Senators, take my advice. Save yourselves some time, spend those hours on a nice dinner with your family, and do the nation’s immigrants and working people a huge favor: don’t try to resuscitate the immigration bill.
I’ll be honest. My conviction that the bill should be killed comes not from my own careful study of its almost 700 pages, but from scanning press accounts of what the bill contains. The simple fact is that I just can’t bring myself to read the actual text of this latest attempt to Ã¢€˜solve’ the immigration problem. I’m tired of reading immigration bills, tired of shaking my head in disbelief at the devious ways in which corporate profits, xenophobia and a law-enforcement mentality reign supreme when it comes to immigration.
But I really should plough through this latest White House-designed bill, because each one that has been produced over the last few years has been chilling reading.

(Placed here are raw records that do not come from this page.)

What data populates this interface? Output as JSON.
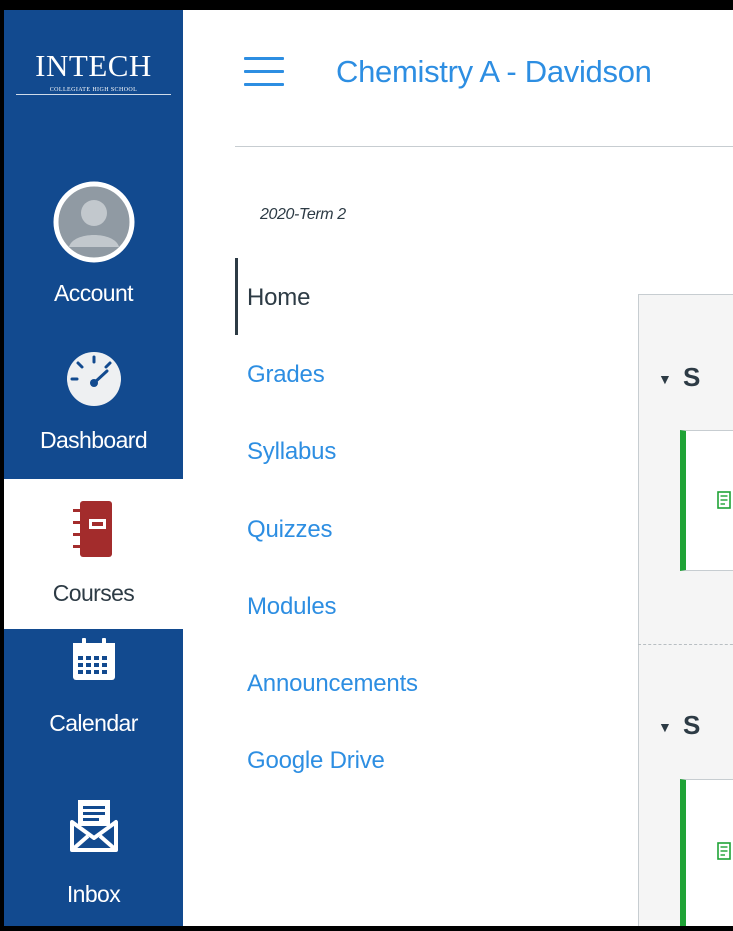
{
  "logo": {
    "main": "INTECH",
    "sub": "COLLEGIATE HIGH SCHOOL"
  },
  "global_nav": [
    {
      "label": "Account",
      "icon": "account-avatar-icon"
    },
    {
      "label": "Dashboard",
      "icon": "dashboard-gauge-icon"
    },
    {
      "label": "Courses",
      "icon": "courses-book-icon",
      "active": true
    },
    {
      "label": "Calendar",
      "icon": "calendar-icon"
    },
    {
      "label": "Inbox",
      "icon": "inbox-envelope-icon"
    }
  ],
  "course": {
    "title": "Chemistry A - Davidson",
    "term": "2020-Term 2"
  },
  "course_nav": [
    {
      "label": "Home",
      "active": true
    },
    {
      "label": "Grades"
    },
    {
      "label": "Syllabus"
    },
    {
      "label": "Quizzes"
    },
    {
      "label": "Modules"
    },
    {
      "label": "Announcements"
    },
    {
      "label": "Google Drive"
    }
  ],
  "modules": [
    {
      "toggle": "▼",
      "letter": "S"
    },
    {
      "toggle": "▼",
      "letter": "S"
    }
  ],
  "colors": {
    "nav_bg": "#124a8f",
    "link_blue": "#2d8ee2",
    "text_dark": "#2d3b45",
    "published_green": "#1fa336",
    "courses_icon_red": "#a32c2c"
  }
}
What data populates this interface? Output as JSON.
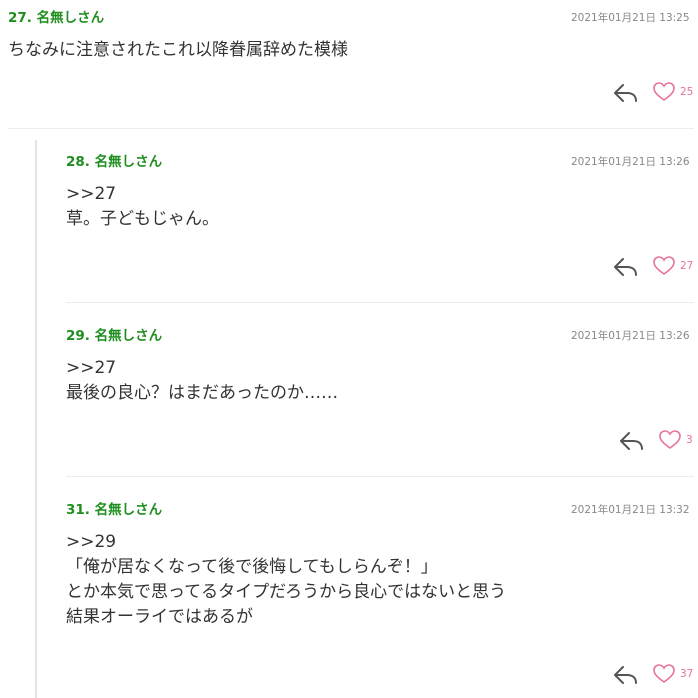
{
  "comments": [
    {
      "number": "27.",
      "name": "名無しさん",
      "date": "2021年01月21日 13:25",
      "lines": [
        "ちなみに注意されたこれ以降眷属辞めた模様"
      ],
      "likes": "25"
    },
    {
      "number": "28.",
      "name": "名無しさん",
      "date": "2021年01月21日 13:26",
      "lines": [
        ">>27",
        "草。子どもじゃん。"
      ],
      "likes": "27"
    },
    {
      "number": "29.",
      "name": "名無しさん",
      "date": "2021年01月21日 13:26",
      "lines": [
        ">>27",
        "最後の良心？はまだあったのか‥‥‥"
      ],
      "likes": "3"
    },
    {
      "number": "31.",
      "name": "名無しさん",
      "date": "2021年01月21日 13:32",
      "lines": [
        ">>29",
        "「俺が居なくなって後で後悔してもしらんぞ！」",
        "とか本気で思ってるタイプだろうから良心ではないと思う",
        "結果オーライではあるが"
      ],
      "likes": "37"
    }
  ],
  "colors": {
    "name": "#1e8f1e",
    "heart": "#e5739c",
    "date": "#888888"
  },
  "icons": {
    "reply": "reply-arrow-icon",
    "like": "heart-outline-icon"
  }
}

The most infamous, HR 4437, was so heinous it brought a million people to the streets to protest just over one year ago.
HR 4437 got what it deserved.

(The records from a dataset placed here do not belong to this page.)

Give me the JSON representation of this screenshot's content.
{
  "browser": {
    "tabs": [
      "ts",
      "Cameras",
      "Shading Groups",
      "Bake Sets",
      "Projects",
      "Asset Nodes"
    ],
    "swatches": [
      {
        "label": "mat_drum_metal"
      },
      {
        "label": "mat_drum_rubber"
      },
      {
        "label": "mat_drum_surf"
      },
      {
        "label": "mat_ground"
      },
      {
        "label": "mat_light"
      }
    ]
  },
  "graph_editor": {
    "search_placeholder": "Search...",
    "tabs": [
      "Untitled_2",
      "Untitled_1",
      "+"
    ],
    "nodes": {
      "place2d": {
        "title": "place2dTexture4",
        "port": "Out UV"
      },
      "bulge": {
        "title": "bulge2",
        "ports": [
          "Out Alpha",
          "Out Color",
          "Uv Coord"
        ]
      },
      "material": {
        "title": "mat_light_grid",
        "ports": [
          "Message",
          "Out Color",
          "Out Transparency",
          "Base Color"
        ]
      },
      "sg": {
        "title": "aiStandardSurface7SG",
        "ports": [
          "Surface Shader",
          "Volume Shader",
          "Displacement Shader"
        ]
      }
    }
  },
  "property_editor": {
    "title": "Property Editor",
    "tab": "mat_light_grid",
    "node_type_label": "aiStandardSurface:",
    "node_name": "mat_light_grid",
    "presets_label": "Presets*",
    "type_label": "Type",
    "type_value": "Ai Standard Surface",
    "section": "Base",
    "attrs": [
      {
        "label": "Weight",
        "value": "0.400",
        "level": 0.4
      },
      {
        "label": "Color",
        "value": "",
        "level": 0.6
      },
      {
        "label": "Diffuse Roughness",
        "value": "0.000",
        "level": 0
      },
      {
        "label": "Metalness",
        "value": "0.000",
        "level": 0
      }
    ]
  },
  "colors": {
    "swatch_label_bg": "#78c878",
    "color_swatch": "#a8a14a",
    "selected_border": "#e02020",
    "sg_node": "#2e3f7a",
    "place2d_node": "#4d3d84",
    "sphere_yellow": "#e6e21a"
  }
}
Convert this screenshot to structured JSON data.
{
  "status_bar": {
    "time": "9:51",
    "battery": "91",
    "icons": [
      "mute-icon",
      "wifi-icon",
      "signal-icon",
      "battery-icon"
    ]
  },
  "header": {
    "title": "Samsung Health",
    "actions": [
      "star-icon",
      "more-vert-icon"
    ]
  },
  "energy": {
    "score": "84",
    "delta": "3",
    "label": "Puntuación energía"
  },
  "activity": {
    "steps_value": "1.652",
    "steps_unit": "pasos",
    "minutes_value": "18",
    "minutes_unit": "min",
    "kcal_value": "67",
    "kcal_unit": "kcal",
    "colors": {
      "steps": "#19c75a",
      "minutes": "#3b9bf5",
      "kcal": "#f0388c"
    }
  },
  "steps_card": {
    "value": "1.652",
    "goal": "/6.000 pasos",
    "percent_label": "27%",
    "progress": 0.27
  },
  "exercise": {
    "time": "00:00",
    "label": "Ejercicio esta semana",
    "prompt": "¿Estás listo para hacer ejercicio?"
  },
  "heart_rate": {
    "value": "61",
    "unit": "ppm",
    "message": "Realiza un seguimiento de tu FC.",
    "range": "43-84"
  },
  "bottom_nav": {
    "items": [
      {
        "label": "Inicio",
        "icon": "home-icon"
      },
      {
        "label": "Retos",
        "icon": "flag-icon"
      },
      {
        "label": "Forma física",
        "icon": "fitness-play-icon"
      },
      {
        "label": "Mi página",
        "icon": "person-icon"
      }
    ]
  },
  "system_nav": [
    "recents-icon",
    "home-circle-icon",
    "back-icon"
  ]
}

But REAL ID passed in 2005, and many similarly harsh but less all-encompassing immigration measures have been tacked on here and there to other pieces of legislation, or have passed as rule or regulation changes.
And these big bipartisan bills keep coming. The nation is hungry for some big change, we’re told. The president is desperate for a legacy, we’re told. And immigrants keep coming in search of work. So attempts to legislate immigration continue.

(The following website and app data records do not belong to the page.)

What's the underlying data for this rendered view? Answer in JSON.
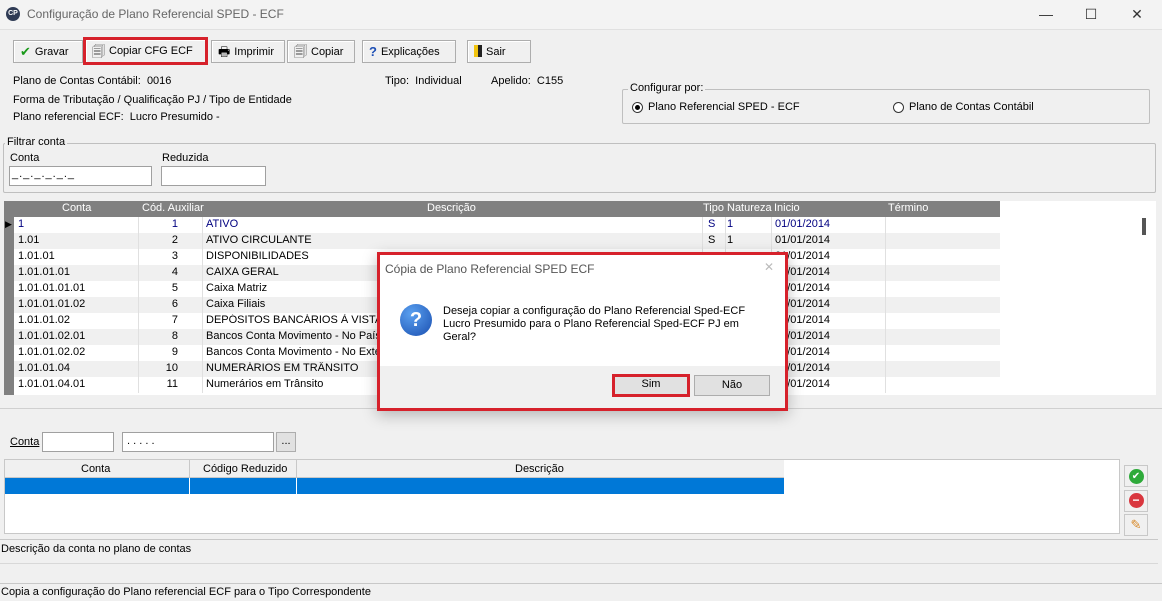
{
  "window": {
    "app_icon_text": "CP",
    "title": "Configuração de Plano Referencial SPED - ECF",
    "controls": [
      "—",
      "☐",
      "✕"
    ]
  },
  "toolbar": {
    "gravar": "Gravar",
    "copiar_cfg": "Copiar CFG ECF",
    "imprimir": "Imprimir",
    "copiar": "Copiar",
    "explicacoes": "Explicações",
    "sair": "Sair"
  },
  "info": {
    "plano_label": "Plano de Contas Contábil:",
    "plano_value": "0016",
    "tipo_label": "Tipo:",
    "tipo_value": "Individual",
    "apelido_label": "Apelido:",
    "apelido_value": "C155",
    "forma_tributacao": "Forma de Tributação / Qualificação PJ / Tipo de Entidade",
    "plano_ref_label": "Plano referencial ECF:",
    "plano_ref_value": "Lucro Presumido -"
  },
  "configurar": {
    "legend": "Configurar por:",
    "option1": "Plano Referencial SPED - ECF",
    "option2": "Plano de Contas Contábil",
    "selected": "option1"
  },
  "filtro": {
    "legend": "Filtrar conta",
    "conta_label": "Conta",
    "conta_mask": "_._._._._._",
    "reduzida_label": "Reduzida",
    "reduzida_value": ""
  },
  "grid": {
    "headers": [
      "Conta",
      "Cód. Auxiliar",
      "Descrição",
      "Tipo",
      "Natureza",
      "Inicio",
      "Término"
    ],
    "rows": [
      {
        "conta": "1",
        "cod": "1",
        "desc": "ATIVO",
        "tipo": "S",
        "natureza": "1",
        "inicio": "01/01/2014",
        "termino": ""
      },
      {
        "conta": "1.01",
        "cod": "2",
        "desc": "ATIVO CIRCULANTE",
        "tipo": "S",
        "natureza": "1",
        "inicio": "01/01/2014",
        "termino": ""
      },
      {
        "conta": "1.01.01",
        "cod": "3",
        "desc": "DISPONIBILIDADES",
        "tipo": "",
        "natureza": "",
        "inicio": "01/01/2014",
        "termino": ""
      },
      {
        "conta": "1.01.01.01",
        "cod": "4",
        "desc": "CAIXA GERAL",
        "tipo": "",
        "natureza": "",
        "inicio": "01/01/2014",
        "termino": ""
      },
      {
        "conta": "1.01.01.01.01",
        "cod": "5",
        "desc": "Caixa Matriz",
        "tipo": "",
        "natureza": "",
        "inicio": "01/01/2014",
        "termino": ""
      },
      {
        "conta": "1.01.01.01.02",
        "cod": "6",
        "desc": "Caixa Filiais",
        "tipo": "",
        "natureza": "",
        "inicio": "01/01/2014",
        "termino": ""
      },
      {
        "conta": "1.01.01.02",
        "cod": "7",
        "desc": "DEPÓSITOS BANCÁRIOS À VISTA",
        "tipo": "",
        "natureza": "",
        "inicio": "01/01/2014",
        "termino": ""
      },
      {
        "conta": "1.01.01.02.01",
        "cod": "8",
        "desc": "Bancos Conta Movimento - No País",
        "tipo": "",
        "natureza": "",
        "inicio": "01/01/2014",
        "termino": ""
      },
      {
        "conta": "1.01.01.02.02",
        "cod": "9",
        "desc": "Bancos Conta Movimento - No Exterior",
        "tipo": "",
        "natureza": "",
        "inicio": "01/01/2014",
        "termino": ""
      },
      {
        "conta": "1.01.01.04",
        "cod": "10",
        "desc": "NUMERÁRIOS EM TRÂNSITO",
        "tipo": "",
        "natureza": "",
        "inicio": "01/01/2014",
        "termino": ""
      },
      {
        "conta": "1.01.01.04.01",
        "cod": "11",
        "desc": "Numerários em Trânsito",
        "tipo": "",
        "natureza": "",
        "inicio": "01/01/2014",
        "termino": ""
      }
    ]
  },
  "dialog": {
    "title": "Cópia de Plano Referencial SPED ECF",
    "close": "✕",
    "message_line1": "Deseja copiar a configuração do Plano Referencial Sped-ECF",
    "message_line2": "Lucro Presumido para o Plano Referencial Sped-ECF PJ em",
    "message_line3": "Geral?",
    "yes": "Sim",
    "no": "Não"
  },
  "lower": {
    "conta_label": "Conta",
    "conta_value": "",
    "conta_mask": ". . . .  .",
    "browse": "...",
    "headers": [
      "Conta",
      "Código Reduzido",
      "Descrição"
    ]
  },
  "status": {
    "descricao": "Descrição da conta no plano de contas",
    "hint": "Copia a configuração do Plano referencial ECF para o Tipo Correspondente"
  },
  "colors": {
    "accent_selection": "#0078d7",
    "grid_header": "#808080",
    "highlight_red": "#d6212b",
    "link_blue": "#000080"
  }
}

The problem with this current immigration bill, allegedly the grand compromise of the century, is that it will simply make things worse. Legalization after 13 years, $5,000 and a no-return-guaranteed trip home means most undocumented immigrants will stay in the shadows. We need legalization, but not one that looks like this.
So crack down on the employers, I hear you say! Well, that’s not the answer either. While we have seen some high profile raids over the past year, the American economy is littered with companies that use undocumented labor. It simply wouldn’t be possible to police an expansive employer-sanction system, so toughening the penalty would only be for the sake of appearances, to give the impression that the tough-love was being shared equally around. And past experience has led Latino groups to decry employer sanctions for serving as a tool to allow for racial profiling and discrimination in hiring. Why risk hiring Latinos when their social security card could turn out to be a fake?
Why it is so hard for our lawmakers to learn from failure? Every indicator since the last massive immigration law changes in 1996 shows that things have only gotten worse. More undocumented immigrants are entering the country via the southern border, more migrants are dying in the desert as they make the crossing, more prison beds are being found to detain immigrants and more refugees are being denied asylum. Simultaneously, more manufacturing jobs have been lost to trade policies like NAFTA than at any point in recent history and a good half of all Americans currently live paycheck to paycheck.
There is a crisis in
And a law-enforcement model of dealing with immigration is certainly not working. As quickly as the country finds grounds to arrest, lock up and then deport a non- citizen, there are thousands more immigrants entering, both with papers and without papers. And don’t be fooled into believing that it is only the Ã¢€˜illegals’ that are being arrested and deported. The detention arsenal of the government targets green card holders, foreign students and guest workers just as aggressively.
So I start from this question-simple and easy: Why are immigrants coming to the
Sure, some may be coming here hoping for riches, hoping to make it big, hoping for the American Dream. But the overwhelming majority is not. Some immigrants come because they are fleeing persecution; some to study; and still more come to be reunited with their family. But what connects many immigrants is that they simply cannot make enough money for their family to survive in their home country.
I have spent years researching immigration policies and talking about immigration with citizens and migrants alike. While some immigrants certainly do aspire to stay permanently in the
But trade policies like NAFTA, CAFTA and free trade agreements with many Caribbean and Asian countries, coupled with IMF and World Bank policies that have gutted social welfare programs in many of these countries have forced millions into migratory patterns to eek out a living. When their village or rural town becomes unviable, most people move to the nearest big city. Cities in all these countries are far from able to provide meaningful employment for the masses and the migration continues until a decent paying job can be found. In this part of the hemisphere, that place is the
So here’s my solution. Let’s go to the root cause of the problem. Let’s deal with why people can’t stay in their home country and earn a fair wage, and lets then look at why there is a race to the bottom for wages and job conditions here in the
Left field, I know.
Almost like saying lets drop the war on drugs law- enforcement model and apply a public health strategy to deal with people caught up selling and using drugs. Imagine if we could end, or at the very least massively reform, NAFTA, CAFTA and all the free trade agreements the
But fixing trade policies alone is not enough. We also seriously need to tackle the way in which corporate
Deepa Fernandes is the host of WBAI radio’s “Wakeup Call,” and the author of “Targeted: National Security and the Business of Immigration.”